I would like to mention, however, that I had been looking for and was able to find a 5-inch-barrel version instead of the longer 7-inch model, as I found the latter to be a bit unwieldy for a gun which I plan to employ for a variety of purposes, which includes the matter of portability when hunting small game, as well as other uses including target work. I just don’t believe I’ll miss those two additional inches of sight radius that much. Moreover, with the 5-inch barrel, I have again been successful in more closely approximating standard Colt 1911 dimensions in my purchase decision. I predict that the first company, either Colt or one of the “clone” producers, who puts out a Colt Model 1911 type pistol in .22 LR that achieves a high standard of accuracy, is going to have an immediate winner on their hands!

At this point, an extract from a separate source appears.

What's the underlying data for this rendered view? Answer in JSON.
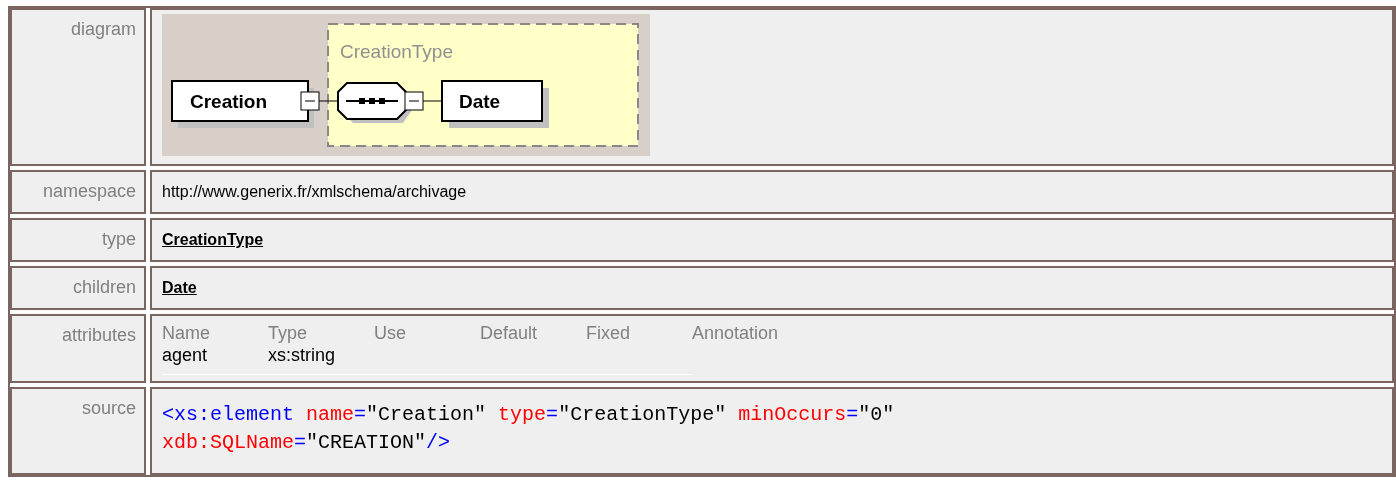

Finally, as a benchmark for those who may be interested in taking the same approach as I did, I must say I was pleased with my “deal,” as I only paid $550 for a virtually “NIB” condition Model 41, which included a total of four factory magazines. I doubt there will be many more deals like that left out there after your article, and I consider myself very lucky in terms of my timing.
Thanks for an article that happened to reinforce my own buying decision, as well as a great publication in general. I look forward to each and every issue of Gun Tests.
—William H. H. King
Hammerli SP-20 Fliers
Your review of the SP-20 came as a shocker, what with the “first shot flier” syndrome. Using the SP-20 this year in our Gallery 300 league, I have noted one or two fliers on each 10-shot target. Up to now, I have assumed it was me, and I haven’t paid attention to whether these fliers were the first from each mag. But now you’ve got me worried.
Hope very much that you can determine whether this behavior represented a “sample defect” in the gun you tested or whether there’s something inherent (and hopefully correctible) in the SP-20 design.
As always, “Gun Tests” is the only thing that gets read on the way back from the mailbox; keep up the good work.
Ruger SP101 Cylinder Gap
This is a comment on the March 2000 issue. You say that you measured the cylinder gap in the Ruger SP101 at 0.006 inches. You then say endshake in the cylinder was enough that you could shrink the cylinder gap to 0.025 inch. Someone left a zero out and that second number should have been 0.0025 inch.
—Tracy A. Arbaugh